- Andersen, Mikael Skou
- Ecological indicators 2017 v.79 pp. 11-18
- European Union, World Health Organization, air pollution, climate, environmental indicators, environmental policy, fossil fuels, government agencies, longevity, mortality, relative risk, uncertainty, United States
- Making up for air pollution related mortality and accounting for the number of deaths has become an important environmental indicator in its own right, but differences across the Atlantic over how to account for these are making it difficult to find common ground in climate policy appraisals, where co-benefits from reducing air pollution of fossil fuels is to be factored in. This article revisits established quantification methodologies for air pollution related mortality applied by government agencies in USA and EU. Demographic lifetables are applied to explore uncertainties over latency periods and the number of affected victims.
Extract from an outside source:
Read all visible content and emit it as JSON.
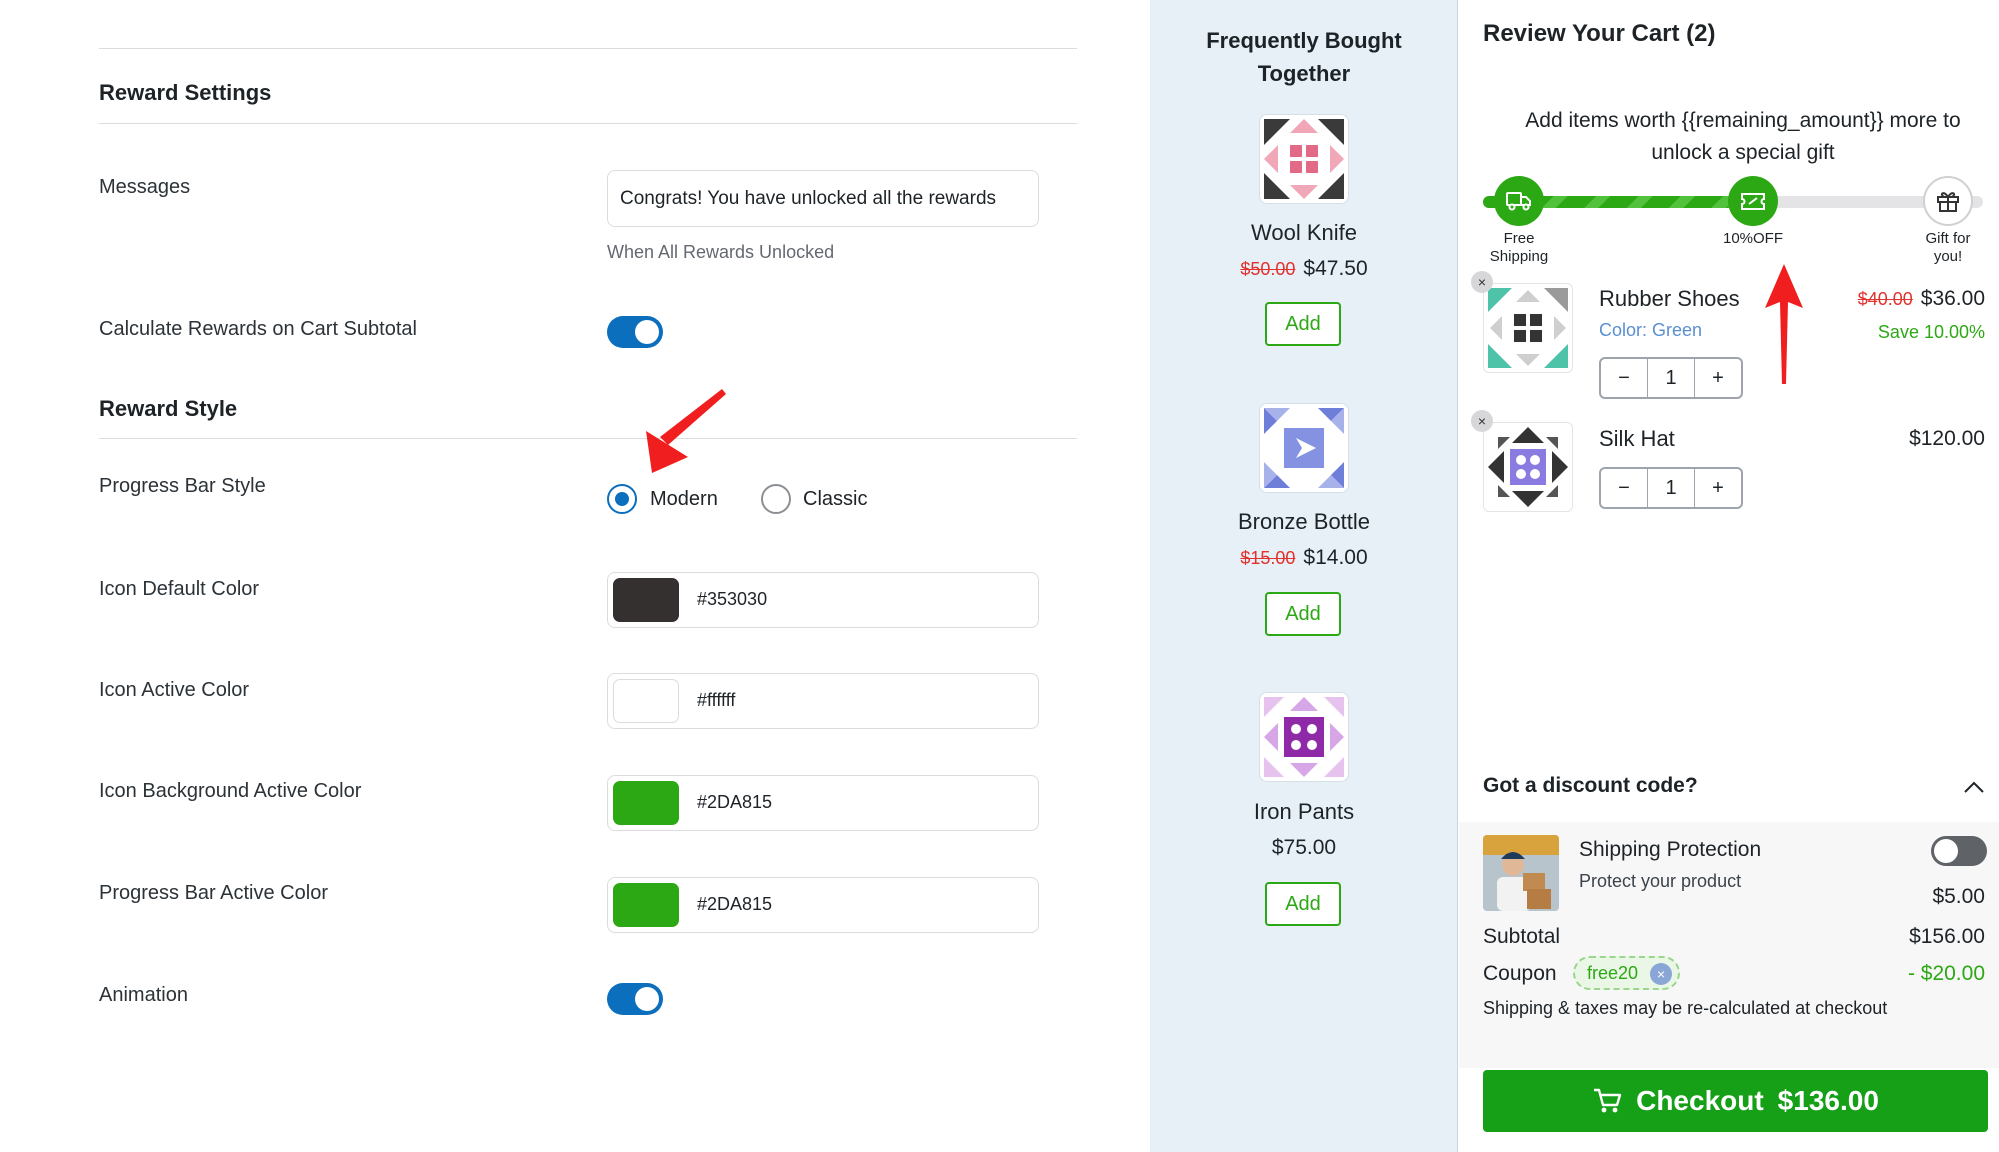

These lifetable simulations are based on WHO consensus estimates for the mortality risk ratio related to long-term exposures and suggest an average loss of life expectancy of 9–11 years for an annual air pollution exposure increase of 10ugPM2.5/m3. With a common OECD base value approach the air pollution costs related to fossil fuels are found to be about 3 times lower with EU versus US methodology.